Christian’s work as a Medicare expert has appeared in several top-tier and trade news outlets including Forbes, MarketWatch, WebMD and Yahoo! Finance.
Christian has written hundreds of articles for MedicareAvantage.com that teach Medicare beneficiaries the best practices for navigating Medicare. His articles are read by thousands of older Americans each month. By better understanding their health care coverage, readers may hopefully learn how to limit their out-of-pocket Medicare spending and access quality medical care.
Christian’s passion for his role stems from his desire to make a difference in the senior community. He strongly believes that the more beneficiaries know about their Medicare coverage, the better their overall health and wellness is as a result.

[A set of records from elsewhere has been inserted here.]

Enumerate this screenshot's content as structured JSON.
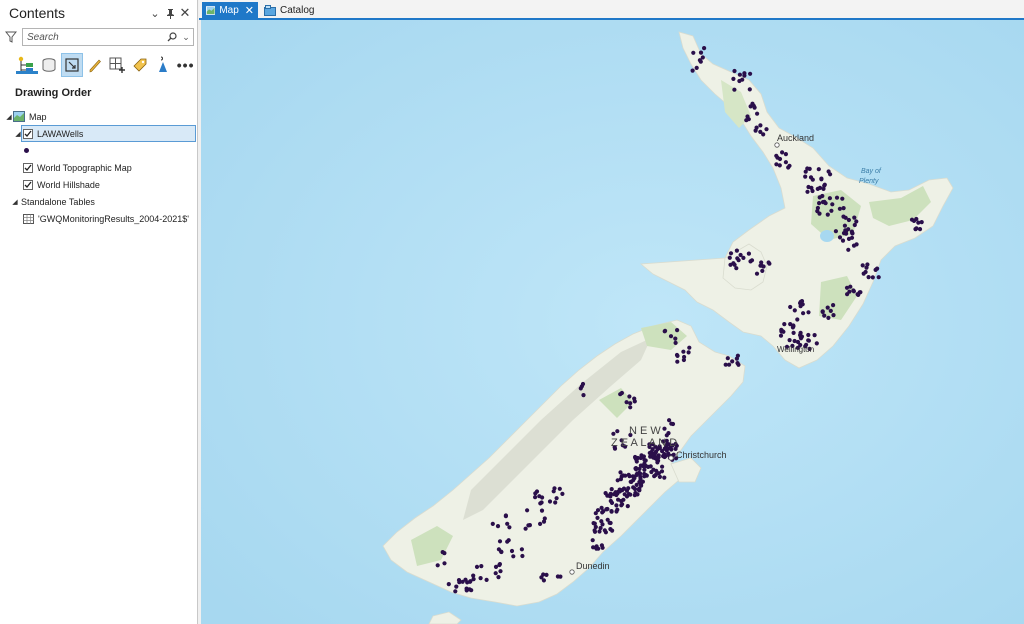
{
  "contents": {
    "title": "Contents",
    "search_placeholder": "Search",
    "section": "Drawing Order",
    "map_name": "Map",
    "layers": [
      {
        "name": "LAWAWells",
        "checked": true,
        "selected": true
      },
      {
        "name": "World Topographic Map",
        "checked": true
      },
      {
        "name": "World Hillshade",
        "checked": true
      }
    ],
    "standalone_header": "Standalone Tables",
    "table_name": "'GWQMonitoringResults_2004-2021$'",
    "toolbar_icons": [
      "list-by-drawing-order-icon",
      "list-by-source-icon",
      "list-by-selection-icon",
      "list-by-editing-icon",
      "list-by-snapping-icon",
      "list-by-labeling-icon",
      "list-by-perspective-icon",
      "more-icon"
    ]
  },
  "tabs": [
    {
      "label": "Map",
      "active": true
    },
    {
      "label": "Catalog",
      "active": false
    }
  ],
  "map": {
    "labels": {
      "auckland": "Auckland",
      "bay": "Bay of",
      "plenty": "Plenty",
      "new": "N E W",
      "zealand": "Z E A L A N D",
      "christchurch": "Christchurch",
      "dunedin": "Dunedin",
      "wellington": "Wellington"
    },
    "colors": {
      "ocean": "#b4dff4",
      "land": "#eef1e6",
      "forest": "#cde1bd",
      "well_point": "#2a0f4a"
    }
  }
}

A current resident of Raleigh, Christian is a graduate of Shippensburg University with a bachelor’s degree in journalism.
If you’re a member of the media looking to connect with Christian, please don’t hesitate to email our public relations team at Mike@tzhealthmedia.com.